Treadwell and Nini’s collection of vintage LGBTQ+ photographs

To honor and celebrate Pride Month, here is a reflection on two award winning documentary short filmmakers and published authors.

In 2000, Hugh Nini and Neal Treadwell, a same-sex couple from Dallas, Texas visited their local antique shop after church. While browsing, Treadwell found a box filled with old photographs. As he flipped through the photos, he found a capture of two men in a romantic embrace, dated 1927. Believing that this was the only historic documentation of a same-sex couple, they made a purchase and kept it safe in their home. 

Almost a year later Nini and Treadwell found a second photograph. In an interview, Nini stated,  “When we found the first, we had no expectation there would ever be a second,” Yet there was, along with many more. Over many years, the couple has found over 4,000 photographs of male couples, from daguerreotypes to glass negatives. Of all the photography methods, the couple found that a majority of the images were taken in photo booths. This shows that the photobooths were one of the only places same-sex couples could truly express their love. However, many of the photographs were also clearly taken by friends or family– a telling sign that there have always been outlets for LGBTQ+ individuals.  

Once Nini and Treadwell found that they had collected nearly 300 images, they realized they had a collection on their hands. The couple decided that they had to do something better for the collection aside from showing the photographs to friends and organizing them from time to time. The men photographed took risks to capture these images of their love, so Nini and Treadwell knew they had to honor them.

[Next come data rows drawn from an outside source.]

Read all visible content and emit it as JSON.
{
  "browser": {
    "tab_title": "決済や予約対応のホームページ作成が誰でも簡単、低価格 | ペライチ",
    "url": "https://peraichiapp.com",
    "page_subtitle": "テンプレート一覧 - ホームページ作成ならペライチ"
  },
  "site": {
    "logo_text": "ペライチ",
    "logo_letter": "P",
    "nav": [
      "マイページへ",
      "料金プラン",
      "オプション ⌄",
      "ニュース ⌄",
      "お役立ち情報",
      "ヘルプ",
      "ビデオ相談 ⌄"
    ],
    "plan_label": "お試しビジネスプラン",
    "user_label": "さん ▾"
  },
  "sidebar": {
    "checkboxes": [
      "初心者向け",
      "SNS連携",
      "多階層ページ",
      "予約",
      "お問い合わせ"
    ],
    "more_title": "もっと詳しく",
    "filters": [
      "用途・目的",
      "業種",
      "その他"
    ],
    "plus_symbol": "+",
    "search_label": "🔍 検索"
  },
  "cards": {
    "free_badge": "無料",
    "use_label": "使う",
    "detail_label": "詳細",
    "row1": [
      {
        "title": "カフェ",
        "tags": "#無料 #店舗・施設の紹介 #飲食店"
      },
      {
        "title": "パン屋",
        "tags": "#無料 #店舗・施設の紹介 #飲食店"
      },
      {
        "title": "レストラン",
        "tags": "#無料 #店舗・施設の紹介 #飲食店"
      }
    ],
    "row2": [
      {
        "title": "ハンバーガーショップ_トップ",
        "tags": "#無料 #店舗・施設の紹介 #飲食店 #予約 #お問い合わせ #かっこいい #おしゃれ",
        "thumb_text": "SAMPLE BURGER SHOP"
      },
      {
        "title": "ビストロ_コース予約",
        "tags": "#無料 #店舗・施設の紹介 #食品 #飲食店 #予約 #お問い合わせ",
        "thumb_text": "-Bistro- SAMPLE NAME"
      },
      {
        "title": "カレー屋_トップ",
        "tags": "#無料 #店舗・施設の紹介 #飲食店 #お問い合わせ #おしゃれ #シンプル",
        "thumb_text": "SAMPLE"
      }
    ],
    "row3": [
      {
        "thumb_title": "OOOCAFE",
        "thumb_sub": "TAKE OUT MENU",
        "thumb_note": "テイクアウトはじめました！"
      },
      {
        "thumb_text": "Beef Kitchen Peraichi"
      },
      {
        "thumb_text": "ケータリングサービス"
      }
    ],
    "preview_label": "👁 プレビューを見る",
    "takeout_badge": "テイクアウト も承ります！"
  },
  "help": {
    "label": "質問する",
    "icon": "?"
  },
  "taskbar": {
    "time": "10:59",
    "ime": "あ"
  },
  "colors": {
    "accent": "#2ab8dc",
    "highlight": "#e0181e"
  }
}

The collection contains photographs from all over the world: Australia, Bulgaria, Canada, Croatia, France, Germany, Japan, Greece, Latvia, the United States, the United Kingdom, Russia, and Serbia. A constant reminder that queer love is everywhere, highlighted graciously by the brave and loving men who are featured in the photographs in question. 

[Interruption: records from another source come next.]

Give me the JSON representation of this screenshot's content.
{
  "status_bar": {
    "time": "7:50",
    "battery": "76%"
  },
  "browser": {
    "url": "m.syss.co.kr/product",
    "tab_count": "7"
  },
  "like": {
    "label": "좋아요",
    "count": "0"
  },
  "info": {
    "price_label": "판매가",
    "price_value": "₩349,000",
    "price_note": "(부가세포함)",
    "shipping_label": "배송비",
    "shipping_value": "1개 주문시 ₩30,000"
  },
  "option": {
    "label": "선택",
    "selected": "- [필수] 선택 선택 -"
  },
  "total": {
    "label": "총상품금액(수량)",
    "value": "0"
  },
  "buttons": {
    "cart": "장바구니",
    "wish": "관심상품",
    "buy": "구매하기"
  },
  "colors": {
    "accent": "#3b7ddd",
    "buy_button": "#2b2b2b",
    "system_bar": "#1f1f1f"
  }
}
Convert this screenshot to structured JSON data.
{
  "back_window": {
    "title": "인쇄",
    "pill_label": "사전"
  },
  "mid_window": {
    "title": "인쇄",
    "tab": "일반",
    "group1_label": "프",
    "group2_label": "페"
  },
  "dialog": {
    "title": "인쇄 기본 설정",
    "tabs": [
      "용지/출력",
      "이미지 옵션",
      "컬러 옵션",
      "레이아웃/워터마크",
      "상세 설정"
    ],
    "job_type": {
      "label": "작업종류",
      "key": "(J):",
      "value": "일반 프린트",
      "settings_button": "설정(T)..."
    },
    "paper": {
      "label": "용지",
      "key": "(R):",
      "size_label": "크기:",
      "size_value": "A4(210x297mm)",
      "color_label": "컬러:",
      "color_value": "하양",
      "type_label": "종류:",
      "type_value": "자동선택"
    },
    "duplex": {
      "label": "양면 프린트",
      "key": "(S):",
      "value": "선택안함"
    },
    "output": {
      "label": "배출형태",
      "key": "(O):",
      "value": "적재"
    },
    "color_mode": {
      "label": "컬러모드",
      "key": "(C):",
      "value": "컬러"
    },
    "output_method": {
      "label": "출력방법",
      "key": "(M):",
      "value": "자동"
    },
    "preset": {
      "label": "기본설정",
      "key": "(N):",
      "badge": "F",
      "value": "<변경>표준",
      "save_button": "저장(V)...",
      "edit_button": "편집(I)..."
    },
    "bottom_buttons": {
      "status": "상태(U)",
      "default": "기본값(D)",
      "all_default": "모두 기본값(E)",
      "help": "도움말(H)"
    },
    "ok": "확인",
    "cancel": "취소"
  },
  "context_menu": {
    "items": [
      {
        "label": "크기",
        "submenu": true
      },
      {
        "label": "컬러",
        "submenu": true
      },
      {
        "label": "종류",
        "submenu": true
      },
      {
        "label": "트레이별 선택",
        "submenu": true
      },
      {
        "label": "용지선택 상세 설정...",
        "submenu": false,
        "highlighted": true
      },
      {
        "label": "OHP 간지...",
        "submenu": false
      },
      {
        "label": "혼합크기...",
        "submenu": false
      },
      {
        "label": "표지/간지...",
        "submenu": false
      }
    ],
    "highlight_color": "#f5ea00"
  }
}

Oftentimes the burning question comes up. How do Nini and Treadwell know these men are in love? That they aren’t jokes or just taken out of context. The couple says the answer is simple. “We look into their eyes,” the couple writes “There is an unmistakable look that two people have when they are in love. You can’t manufacture it. And if you’re experiencing it, you can’t hide it.” True love cannot be masked no matter how hard these men try, and you can see this in each of the photographs included in the published book created by Nini and Treadwell, ‘Loving: A Photographic History of Men in Love 1850s-1950s.’ 

Front cover of Loving: A Photographic History of Men in love, 1850s-1950s. Shows two men smiling on the cover with one arm around the other resting on the others shoulder.
A photo of a spread from Loving: A Photographic History of Men in love, 1850s-1950s. On the left, there is a photograph of two men looking at each other under an umbrella. On the right, there are two men looking at the camera and holding a sign that says "Not married but willing to be." In all capital letters.

When the first photograph was found in 2000, Nini and Treadwell were ‘not married, but willing to be’: just as the two men in one of their most famous findings. However, six years later, the collectors married in Massachusetts: the first state in the US to legalize same-sex marriage. Vast changes in the United States’ attitude toward LGBTQ people have taken place since the couple’s very first discovery—and even more since the photographs they discovered. Yet the photographs tell that there is a large amount of continuity in male couples from the 1850s to the modern day. Looking into the past of same-sex couples allows us to see them in our present and even into our future as a blooming community. 

“We felt [it] was our obligation to keep these photographs. To keep them safe,” says Treadwell. “Our goal is to continue to have museum exhibitions wherever we can that will propel us into telling this story and sharing the history that love is love. Love has been around forever.” – Hugh Nini

A photograph found by Nini and Treadwell. Shows two men sitting on a car, one wrapping his arms around the other while the other holds onto his arms. They are smiling at the camera.